Group: Vt. Conviction Boosts Gay Parents’ Rights
MONTPELIER, Vt. (AP) - The conviction of a Virginia pastor on charges he helped a woman flee the country rather than share custody of her child with her former lesbian partner did little to answer just where the girl and her mother are.
But one legal expert said Tuesday’s conviction did succeed in reinforcing the legal rights of same-sex parents.
Gregory Nevins, an attorney with Lambda Legal, a national group that promotes the civil rights of lesbians, gay men, bisexuals and transgender people, said an acquittal might have sent the message that if "all of a sudden you want to cut off your partner and the other parent completely, go to Virginia, go to Alabama, go to some place that the courts will be hospitable to a claim like that."
Kenneth Miller was convicted of orchestrating the flight of Lisa Miller and her daughter, working with others to find them a new home in Central America. At the time of her 2009 disappearance, Lisa Miller was bound by a Vermont family court order that she give her former partner, Janet Jenkins, visitation with their daughter, Isabella Miller-Jenkins.
Lisa Miller, who isn’t related to Kenneth Miller, and the now-10-year-old girl were last known to be in Nicaragua.
As the guilty verdict was being read against Kenneth Miller, of Stuarts Draft, Va., in U.S. District Court in Burlington, Jenkins’ attorney filed a civil lawsuit against both Millers and a number of other groups and individuals alleged to have been involved in her flight.
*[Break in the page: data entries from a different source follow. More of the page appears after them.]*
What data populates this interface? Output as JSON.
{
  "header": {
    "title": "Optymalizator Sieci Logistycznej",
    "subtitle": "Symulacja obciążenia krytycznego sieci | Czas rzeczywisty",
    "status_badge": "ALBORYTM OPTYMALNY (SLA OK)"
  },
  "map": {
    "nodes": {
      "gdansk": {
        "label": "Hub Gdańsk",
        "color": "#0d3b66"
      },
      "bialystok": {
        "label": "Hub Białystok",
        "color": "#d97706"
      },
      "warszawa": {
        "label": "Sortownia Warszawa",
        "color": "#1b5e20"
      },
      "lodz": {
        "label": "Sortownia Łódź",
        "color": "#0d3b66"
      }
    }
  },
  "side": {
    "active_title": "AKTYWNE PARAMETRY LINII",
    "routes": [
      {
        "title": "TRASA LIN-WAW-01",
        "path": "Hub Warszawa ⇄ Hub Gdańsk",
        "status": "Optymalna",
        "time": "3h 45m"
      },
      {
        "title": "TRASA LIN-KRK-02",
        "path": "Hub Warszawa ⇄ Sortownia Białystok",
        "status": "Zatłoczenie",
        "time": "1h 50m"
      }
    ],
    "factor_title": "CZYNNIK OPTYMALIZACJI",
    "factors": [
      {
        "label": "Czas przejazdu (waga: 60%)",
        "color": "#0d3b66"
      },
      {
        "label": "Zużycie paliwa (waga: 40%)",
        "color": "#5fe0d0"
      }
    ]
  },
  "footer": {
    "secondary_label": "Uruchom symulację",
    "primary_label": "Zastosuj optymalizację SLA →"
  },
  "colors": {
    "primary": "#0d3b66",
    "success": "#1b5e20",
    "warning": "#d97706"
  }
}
The suit alleges the Millers and the groups worked together to keep Isabella beyond the reach of Jenkins and asks for unspecified monetary damages.
"Janet’s only objective is to get Isabella home safely," said Sarah Star, a lawyer for Jenkins. "Anything we’re doing is for the purpose of putting pressure on people who know where she is and can help with her return."